# YOUR GOAL
Determine how many lines of the entries contain "text". Reply with that number alone.

[Stored records]
= Beginning of Section =

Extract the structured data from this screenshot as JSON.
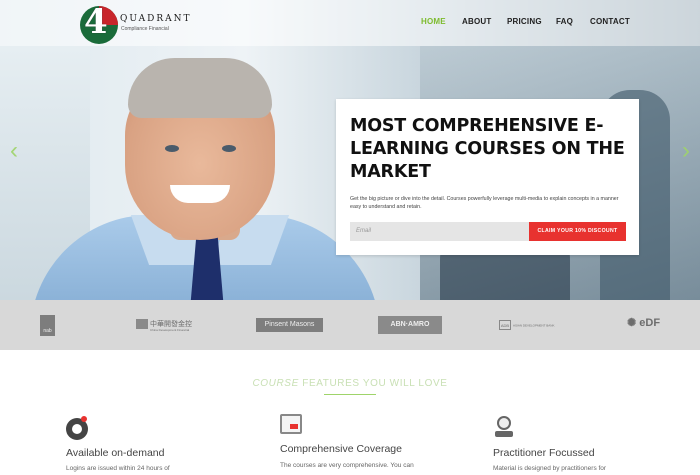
{
  "brand": {
    "logo_digit": "4",
    "logo_name": "QUADRANT",
    "logo_tagline": "Compliance Financial"
  },
  "nav": {
    "items": [
      {
        "label": "HOME",
        "active": true
      },
      {
        "label": "ABOUT",
        "active": false
      },
      {
        "label": "PRICING",
        "active": false
      },
      {
        "label": "FAQ",
        "active": false
      },
      {
        "label": "CONTACT",
        "active": false
      }
    ]
  },
  "hero": {
    "title": "MOST COMPREHENSIVE E-LEARNING COURSES ON THE MARKET",
    "description": "Get the big picture or dive into the detail. Courses powerfully leverage multi-media to explain concepts in a manner easy to understand and retain.",
    "email_placeholder": "Email",
    "cta_label": "CLAIM YOUR 10% DISCOUNT",
    "prev_arrow": "‹",
    "next_arrow": "›"
  },
  "partners": {
    "nab": "nab",
    "cdib": "中華開發金控",
    "cdib_sub": "China Development Financial",
    "pinsent": "Pinsent Masons",
    "abn": "ABN·AMRO",
    "adb_mark": "ADB",
    "adb": "ASIAN DEVELOPMENT BANK",
    "edf": "eDF"
  },
  "features": {
    "title_highlight": "COURSE",
    "title_rest": " FEATURES YOU WILL LOVE",
    "items": [
      {
        "title": "Available on-demand",
        "text": "Logins are issued within 24 hours of"
      },
      {
        "title": "Comprehensive Coverage",
        "text": "The courses are very comprehensive. You can"
      },
      {
        "title": "Practitioner Focussed",
        "text": "Material is designed by practitioners for"
      }
    ]
  },
  "colors": {
    "accent_green": "#7dbb2d",
    "cta_red": "#e8322f"
  }
}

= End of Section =

# RESULT OF THIS EXERCISE
3